"The ball is in North Korea's court now," Koh Yu Hwan, professor of North Korea studies at Dongguk University in Seoul, said by phone. "If North Korea decides to fire back, that means the conflict will broaden, something probably neither Korea wants."

More than 60 years after a civil war that ended in a stalemate, hundreds of thousands of troops are still dug in on both sides of the DMZ. More than 28,000 U.S. troops are stationed in South Korea to protect against a possible invasion from North Korea.

Serious Exchange

Today's exchange was among the most serious since North Korea shelled a front-line island in the south in 2010, killing two marines and two civilians. Last year, their ships exchanged warning fire near a disputed Yellow Sea boundary.

South Korea's military remains on heightened alert after today's incident and is closely monitoring the situation, the Defense Ministry said in an e-mailed statement.

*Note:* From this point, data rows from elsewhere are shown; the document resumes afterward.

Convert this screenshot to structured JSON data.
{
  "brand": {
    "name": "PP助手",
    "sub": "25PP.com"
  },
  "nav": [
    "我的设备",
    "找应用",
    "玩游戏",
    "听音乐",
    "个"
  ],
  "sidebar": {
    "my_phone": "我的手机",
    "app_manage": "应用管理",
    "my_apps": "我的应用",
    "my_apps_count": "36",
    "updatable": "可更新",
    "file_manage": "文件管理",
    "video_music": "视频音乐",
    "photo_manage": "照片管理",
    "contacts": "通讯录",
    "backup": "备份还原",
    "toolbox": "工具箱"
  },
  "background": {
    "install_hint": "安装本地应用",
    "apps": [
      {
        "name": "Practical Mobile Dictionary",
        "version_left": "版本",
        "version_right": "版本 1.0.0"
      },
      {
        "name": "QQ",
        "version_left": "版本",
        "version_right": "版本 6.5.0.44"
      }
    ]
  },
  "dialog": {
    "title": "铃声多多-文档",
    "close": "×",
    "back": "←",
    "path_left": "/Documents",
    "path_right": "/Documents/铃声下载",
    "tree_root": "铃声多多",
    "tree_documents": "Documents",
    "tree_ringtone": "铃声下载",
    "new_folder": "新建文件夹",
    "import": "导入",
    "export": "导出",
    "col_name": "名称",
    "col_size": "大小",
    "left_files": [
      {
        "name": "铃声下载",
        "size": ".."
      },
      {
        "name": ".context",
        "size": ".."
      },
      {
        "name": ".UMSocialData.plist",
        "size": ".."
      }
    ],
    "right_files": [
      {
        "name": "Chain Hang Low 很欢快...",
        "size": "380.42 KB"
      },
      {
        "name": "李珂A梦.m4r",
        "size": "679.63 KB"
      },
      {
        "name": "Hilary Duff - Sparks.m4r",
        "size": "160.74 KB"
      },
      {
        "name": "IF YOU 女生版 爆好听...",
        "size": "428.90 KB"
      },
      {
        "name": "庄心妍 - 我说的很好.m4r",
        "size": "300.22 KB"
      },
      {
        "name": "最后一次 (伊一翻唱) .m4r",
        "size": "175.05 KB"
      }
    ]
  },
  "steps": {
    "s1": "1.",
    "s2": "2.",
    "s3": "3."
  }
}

The exchange began when North Korea fired a single rocket across the border, the ministry said. South Korean troops fired "dozens of shells" back, the statement said.

Today's events come days after the U.S. and South Korea began annual joint war games called Ulchi Freedom Guardian on Monday. The exercise, which North Korea calls a rehearsal for invasion, is scheduled to end Aug. 28. The U.S. and South Korea say the drills are defensive.

South Korea has signaled more provocations may come as a key North Korean national celebration approaches in October.

"The situation on the Korean peninsula will certainly become more unstable if North Korea fires a long-range rocket ahead of the Oct. 10 anniversary of the founding of its Workers' Party," Cheong Seong Chang, a senior analyst at the Sejong Institute near Seoul, said by text message.

North Korea has completed an upgrade of its main long-range rocket site in a sign it may be preparing for a launch, according to the 38 North website, which is run by Johns Hopkins University.

© Copyright 2017 Bloomberg News. All rights reserved.

   
1Like our page
2Share
GlobalTalk
North and South Korea exchanged fire across the demilitarized zone between the two countries in one of the worst incidents since 2010, sparking fears that hostilities will worsen.
North Korea, South Korea, Tension, Border, Unrest
474
2015-49-20
Thursday, 20 Aug 2015 07:49 AM
Newsmax Inc.
 
 

Newsmax, Moneynews, Newsmax Health, and Independent. American. are registered trademarks of Newsmax Media, Inc. Newsmax TV, and Newsmax World are trademarks of Newsmax Media, Inc.

NEWSMAX.COM
© Newsmax Media, Inc.
All Rights Reserved